from German Meals at Oma
The origins of this recipe are quite vague, but the name seems to stem from the unusual appearance of the dish when it is made in a casserole and layered in a certain manner. Viewed from above, it resembles a shoe. Traditionally, the meat was boiled as a single piece and put into the middle of the dish. I do mine just a bit differently. I like to cube and brown the meat first, making for a richer and meatier flavor. It’s also easier to serve right from the dish this way.
2 lb (908 g) boneless pork shoulder or butt, cut into 1-inch (2.5-cm) cubes
Salt and freshly ground black pepper, as needed
2 tbsp (30 g) clarified butter or 2 tbsp (30 ml) neutral oil
3 cups (750 ml) beef or chicken broth
2 lbs (908 g) peeled firm pears (such as Bosc), cut into ½-inch (13-mm) slices
2 lbs (908 g) peeled Yukon gold potatoes, cut into ½-inch (13-mm) slices
1 tsp caraway seeds
Pinch of ground cloves and sugar
2 to 3 sprigs fresh thyme
Preheat the oven to 400°F (200°C). Grease a 9 x 13–inch (23 x33–cm) baking dish.
Sprinkle the pork lightly with salt and pepper. Melt the butter in a large saucepan over medium-high heat. Brown the pork on all sides, 8 to 10 minutes, working in batches so as not to crowd the meat. Remove the pork from the saucepan and pile it in the center of the baking dish. Pour the broth into the saucepan and scrape up any browned bits.
Remove the saucepan from the heat and set it aside. Layer the pears on one end of the baking dish, surrounding the meat on one side. Layer the potatoes on the other end of the dish, surrounding the meat on that side. As you look down at the dish, the meat would be the center inside of the shoe, the pears would be the heel and the potatoes the toes.

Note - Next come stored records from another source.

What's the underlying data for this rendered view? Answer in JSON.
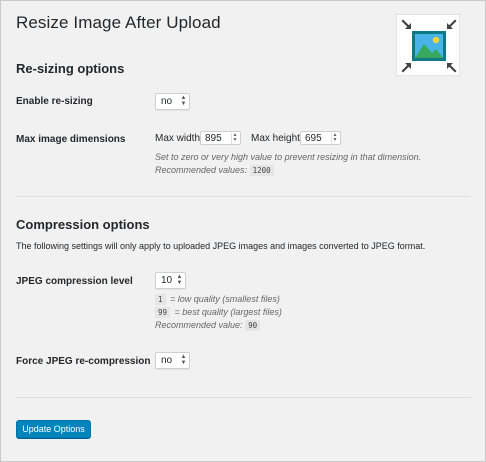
{
  "page": {
    "title": "Resize Image After Upload"
  },
  "plugin_icon": {
    "name": "resize-image-icon",
    "colors": {
      "frame": "#0d7a85",
      "sky": "#48b3e6",
      "mountains": "#37a85c",
      "sun": "#f4d23b",
      "arrows": "#444444"
    }
  },
  "resizing": {
    "section_title": "Re-sizing options",
    "enable": {
      "label": "Enable re-sizing",
      "value": "no"
    },
    "dimensions": {
      "label": "Max image dimensions",
      "width_label": "Max width",
      "width_value": "895",
      "height_label": "Max height",
      "height_value": "695",
      "hint_line1": "Set to zero or very high value to prevent resizing in that dimension.",
      "hint_line2_prefix": "Recommended values:",
      "hint_line2_code": "1200"
    }
  },
  "compression": {
    "section_title": "Compression options",
    "description": "The following settings will only apply to uploaded JPEG images and images converted to JPEG format.",
    "level": {
      "label": "JPEG compression level",
      "value": "10",
      "hint1_code": "1",
      "hint1_text": "= low quality (smallest files)",
      "hint2_code": "99",
      "hint2_text": "= best quality (largest files)",
      "hint3_prefix": "Recommended value:",
      "hint3_code": "90"
    },
    "force": {
      "label": "Force JPEG re-compression",
      "value": "no"
    }
  },
  "actions": {
    "update_label": "Update Options"
  },
  "colors": {
    "background": "#f1f1f1",
    "primary_button": "#0085ba",
    "text": "#23282d",
    "hint": "#666666"
  }
}
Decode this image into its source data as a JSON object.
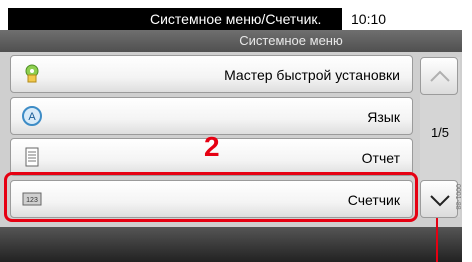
{
  "status": {
    "title": "Системное меню/Счетчик.",
    "time": "10:10"
  },
  "header": {
    "title": "Системное меню"
  },
  "menu": {
    "items": [
      {
        "label": "Мастер быстрой установки",
        "icon": "quick-setup-icon"
      },
      {
        "label": "Язык",
        "icon": "language-icon"
      },
      {
        "label": "Отчет",
        "icon": "report-icon"
      },
      {
        "label": "Счетчик",
        "icon": "counter-icon"
      }
    ]
  },
  "scroll": {
    "page": "1/5"
  },
  "annotation": {
    "step": "2",
    "color": "#e60012"
  },
  "side_code": "0001-88"
}
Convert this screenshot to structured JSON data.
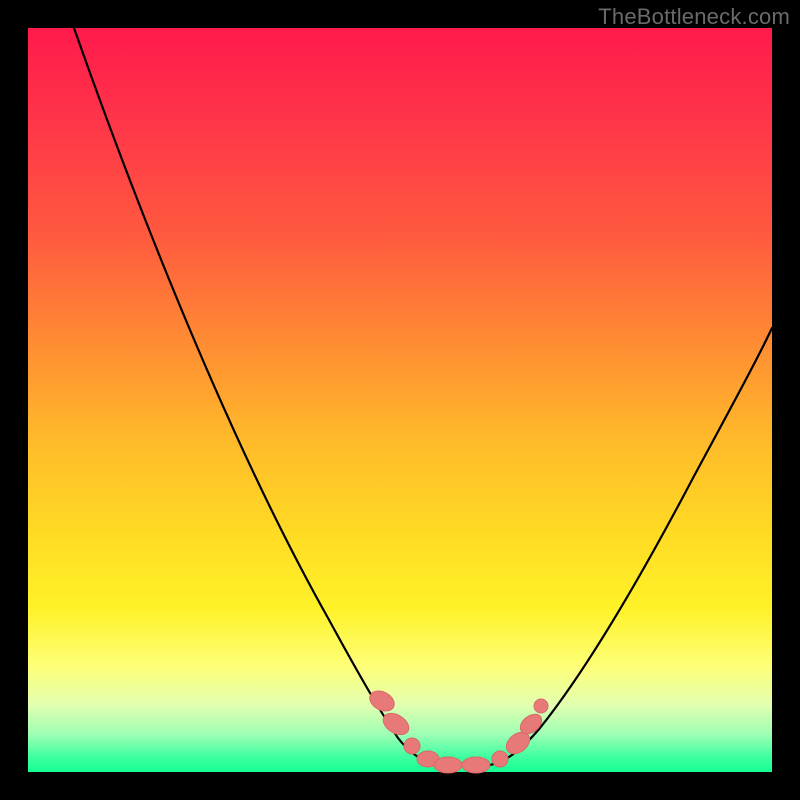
{
  "watermark": "TheBottleneck.com",
  "colors": {
    "background": "#000000",
    "gradient_top": "#ff1a4b",
    "gradient_bottom": "#15ff94",
    "marker": "#e77a78",
    "curve": "#000000",
    "watermark_text": "#6a6a6a"
  },
  "chart_data": {
    "type": "line",
    "title": "",
    "xlabel": "",
    "ylabel": "",
    "xlim": [
      0,
      100
    ],
    "ylim": [
      0,
      100
    ],
    "grid": false,
    "legend": false,
    "x": [
      0,
      5,
      10,
      15,
      20,
      25,
      30,
      35,
      40,
      45,
      47.5,
      50,
      52.5,
      55,
      57.5,
      60,
      62.5,
      65,
      70,
      75,
      80,
      85,
      90,
      95,
      100
    ],
    "y": [
      100,
      90,
      80,
      70,
      60,
      50,
      40,
      30,
      20,
      12,
      8,
      5,
      3,
      1.5,
      1,
      1,
      1.5,
      3,
      8,
      15,
      24,
      33,
      42,
      50,
      58
    ],
    "marker_points_x": [
      45,
      47.5,
      50,
      52.5,
      55,
      57.5,
      60,
      62.5,
      65
    ],
    "marker_points_y": [
      12,
      8,
      5,
      3,
      1.5,
      1,
      1,
      1.5,
      3
    ],
    "note": "V-shaped bottleneck curve; left branch descends from top-left, flat minimum near x≈55–60 at y≈1, right branch rises with lower slope. Salmon markers cluster around the trough."
  }
}
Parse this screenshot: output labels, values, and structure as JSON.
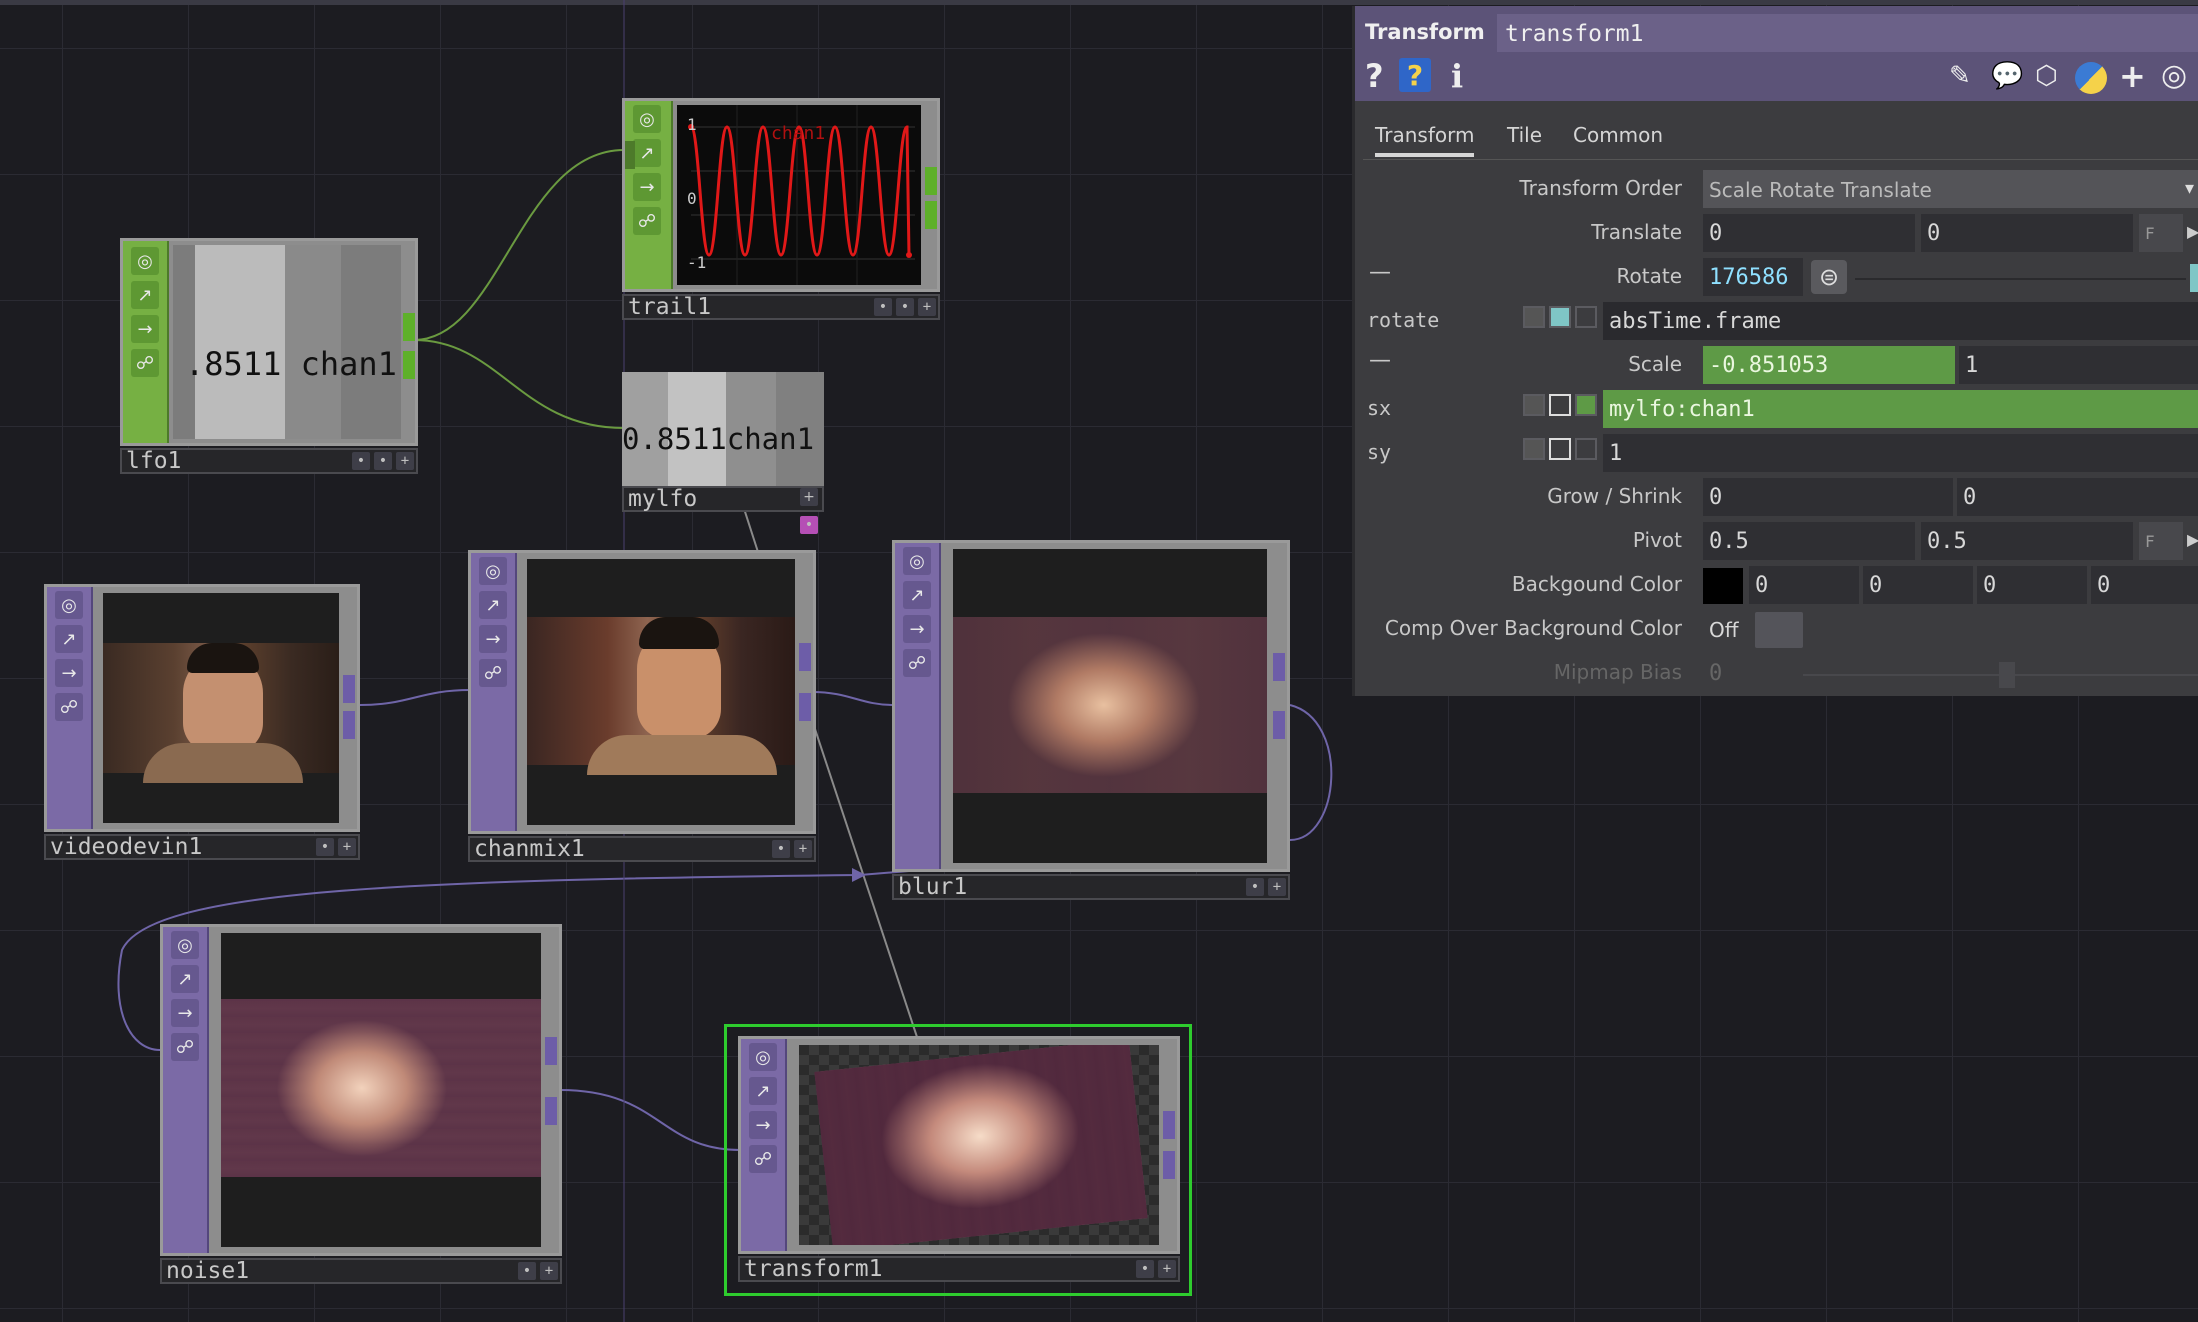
{
  "network": {
    "nodes": {
      "lfo1": {
        "label": "lfo1",
        "readout": ".8511 chan1"
      },
      "trail1": {
        "label": "trail1",
        "ytick_top": "1",
        "ytick_mid": "0",
        "ytick_bot": "-1",
        "channel": "chan1"
      },
      "mylfo": {
        "label": "mylfo",
        "readout": "0.8511chan1"
      },
      "videodevin1": {
        "label": "videodevin1"
      },
      "chanmix1": {
        "label": "chanmix1"
      },
      "blur1": {
        "label": "blur1"
      },
      "noise1": {
        "label": "noise1"
      },
      "transform1": {
        "label": "transform1"
      }
    }
  },
  "panel": {
    "op_type": "Transform",
    "op_name": "transform1",
    "header_icons": [
      "help-icon",
      "op-help-icon",
      "info-icon",
      "pencil-icon",
      "comment-icon",
      "clone-icon",
      "python-icon",
      "add-icon",
      "viewer-icon"
    ],
    "tabs": [
      "Transform",
      "Tile",
      "Common"
    ],
    "params": {
      "transform_order": {
        "label": "Transform Order",
        "value": "Scale Rotate Translate"
      },
      "translate": {
        "label": "Translate",
        "x": "0",
        "y": "0",
        "unit_btn": "F"
      },
      "rotate": {
        "label": "Rotate",
        "value": "176586",
        "expr_name": "rotate",
        "expr": "absTime.frame",
        "collapse": "—"
      },
      "scale": {
        "label": "Scale",
        "x": "-0.851053",
        "y": "1",
        "collapse": "—",
        "sx_name": "sx",
        "sx_expr": "mylfo:chan1",
        "sy_name": "sy",
        "sy_value": "1"
      },
      "grow_shrink": {
        "label": "Grow / Shrink",
        "x": "0",
        "y": "0"
      },
      "pivot": {
        "label": "Pivot",
        "x": "0.5",
        "y": "0.5",
        "unit_btn": "F"
      },
      "bg_color": {
        "label": "Backgound Color",
        "r": "0",
        "g": "0",
        "b": "0",
        "a": "0",
        "swatch": "#000000"
      },
      "comp_over": {
        "label": "Comp Over Background Color",
        "value": "Off"
      },
      "mipmap": {
        "label": "Mipmap Bias",
        "value": "0"
      }
    }
  },
  "colors": {
    "chop": "#76b043",
    "top": "#7b6aa6",
    "panel_header": "#5c5378",
    "selected_outline": "#2ecc2e",
    "param_expr_green": "#5e9a46"
  }
}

Pour the hot broth over the top of the mixture so that it comes no more than halfway up the potatoes and pears. Sprinkle the potatoes lightly with salt. Sprinkle the caraways seeds over the potatoes and the pork. Sprinkle the cloves and sugar over the pears. Lay the thyme over the potatoes.
Cover the baking dish with its lid or foil and put it in the oven. Bake for 40 minutes. Uncover and bake for 15 to 20 minutes, or until the potatoes are slightly browned and tender.
Serve the Schusterpfanne directly from the baking dish in large soup bowls, perhaps with a green side salad.
If you wish, you can make this dish more like a stew. Layer everything together in the baking dish and bake it as directed in the recipe. However, trying to recognize it as a shoe is part of the fun. Do not tell your guests what it’s supposed to look like but let them guess. All will be winners when it comes to enjoying this unusual meal.
Reprinted with permission from German Meals at Oma’s by Gerhild Fulson, Page Street Publishing Co. 2018.
I added chopped onions and sliced carrots under the meat to give it a stew consistency. Even though I sliced the potatoes as thinly as possible (and to ensure they would stand upright), they were still partly raw when all the other ingredients were cooked through. And no one around the table could identify it as a shoe…or maybe our imagination was not up to snuff. For leftovers, I microwaved the potatoes for a few minutes and then tossed all the ingredients together for a stew and served it with warm homemade bread – that was a big hit!